New Zealand is on the cusp of its best year for economic growth in 10 years, says UBS NZ chief economist Robin Clements.
Clements expects growth in gross domestic product (GDP) to be 3.6 per cent in calendar 2014 compared with 2.7 per cent in the June 2013 year and 2.5 per cent in calendar 2012.
"I'm picking next year to be the best growth for a decade and for the next two years to be above average," Clements said. "We may not make it to the heady, Asian-like growth rates, but it does suggest that there is faster, accelerating growth ahead."
Clements said that while the country experienced higher growth, world inflation was expected to remain low.
At home, the main drivers for growth would be "construction centric" - with about 1 per cent of the forecast coming from rebuilding activity in Christchurch.

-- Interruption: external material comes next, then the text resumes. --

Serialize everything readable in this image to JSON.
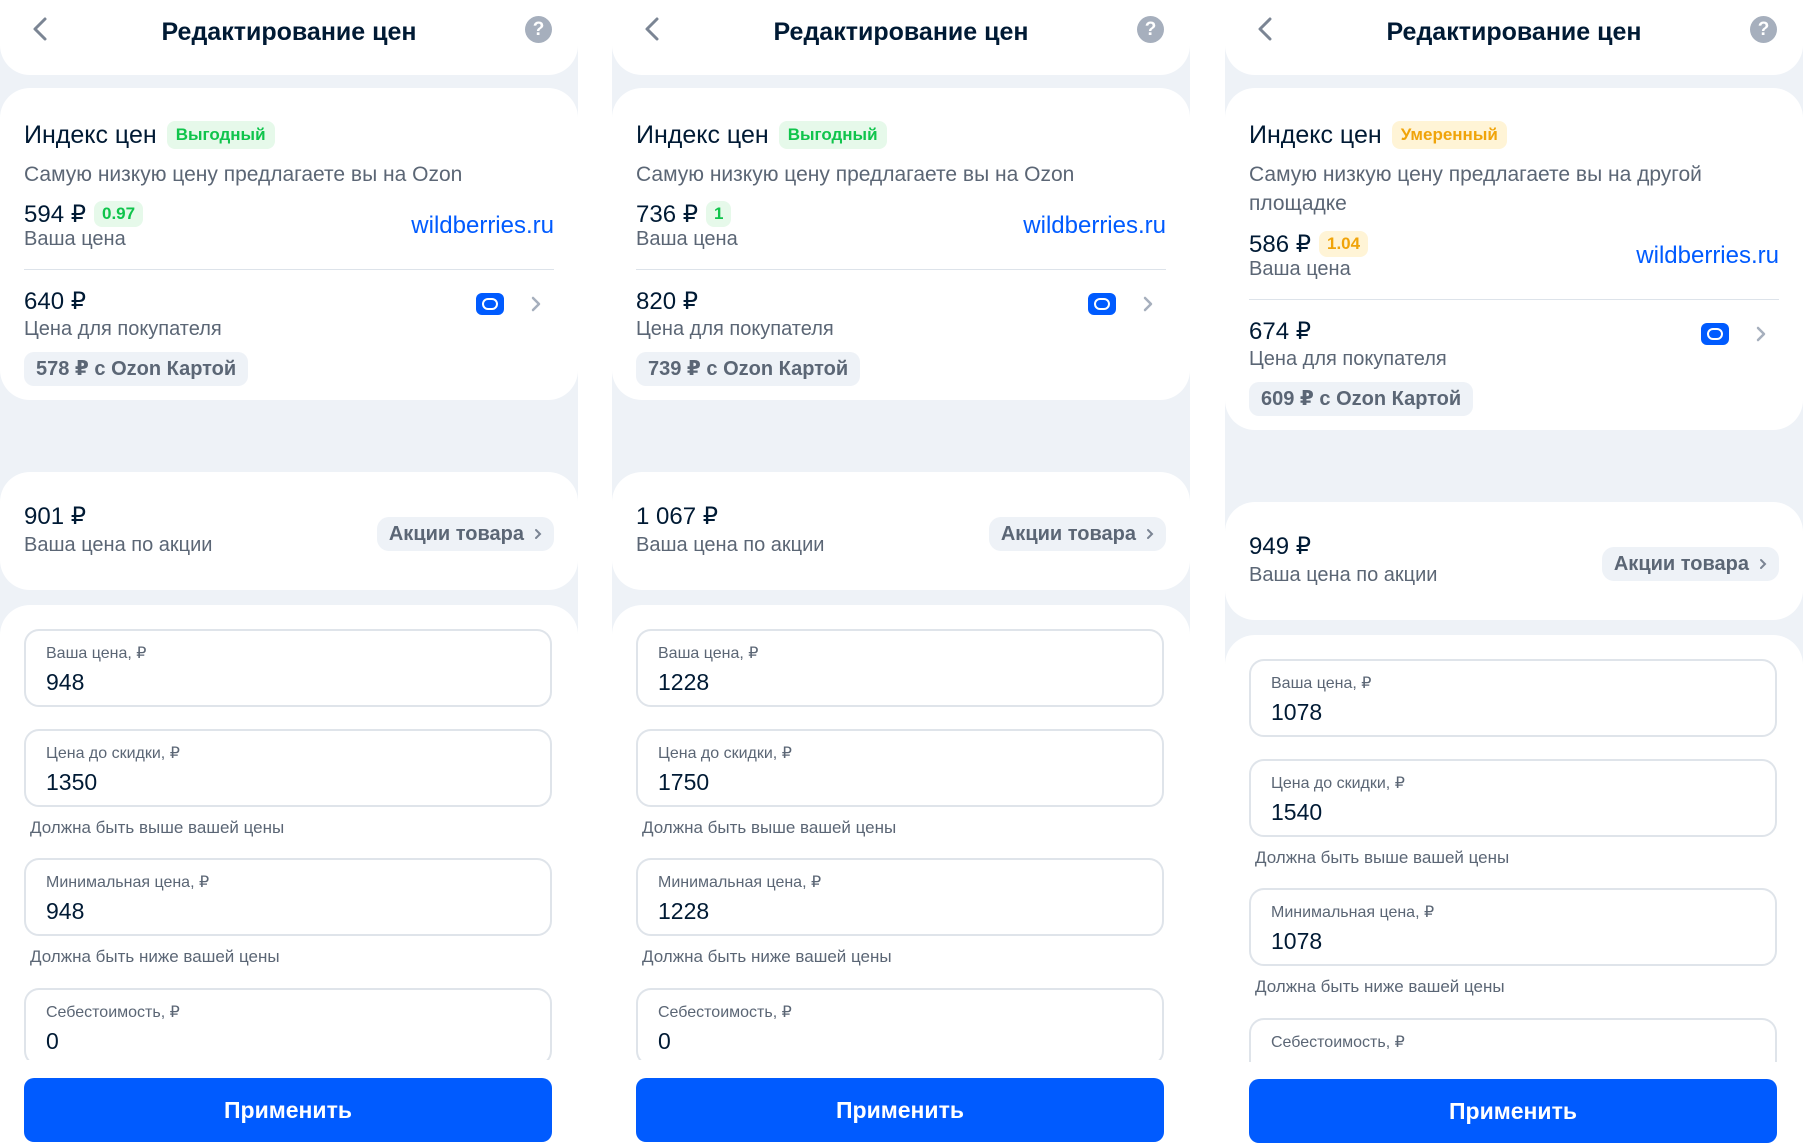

Firm commodities prices would also be supportive, and business and consumer confidence surveys had also shown big improvements, Clements said.
If stronger growth comes to pass, he said the economy would become tighter from the Reserve Bank's point of view, bringing with it issues of wage-price pressures, house price inflation and the need to raise rates.
He expected the Reserve Bank to start raising rates from March, and for the official cash rate to be 4 per cent by the end of 2014, hitting 4.5 per cent a year later.
UBS expects the US Federal Reserve to start to taper, or wind back, its US$85 billion a month bond repurchase programme by January next year.
If that happens, Clements expects the US/NZ exchange rate to shift down to a US75c-80c range from the current US80-85c range, but for the relative strength of the local economy against the Australian economy to show through in the Aussie dollar cross rate appreciating to a A90c to A95c range from the current A85c-A90c range.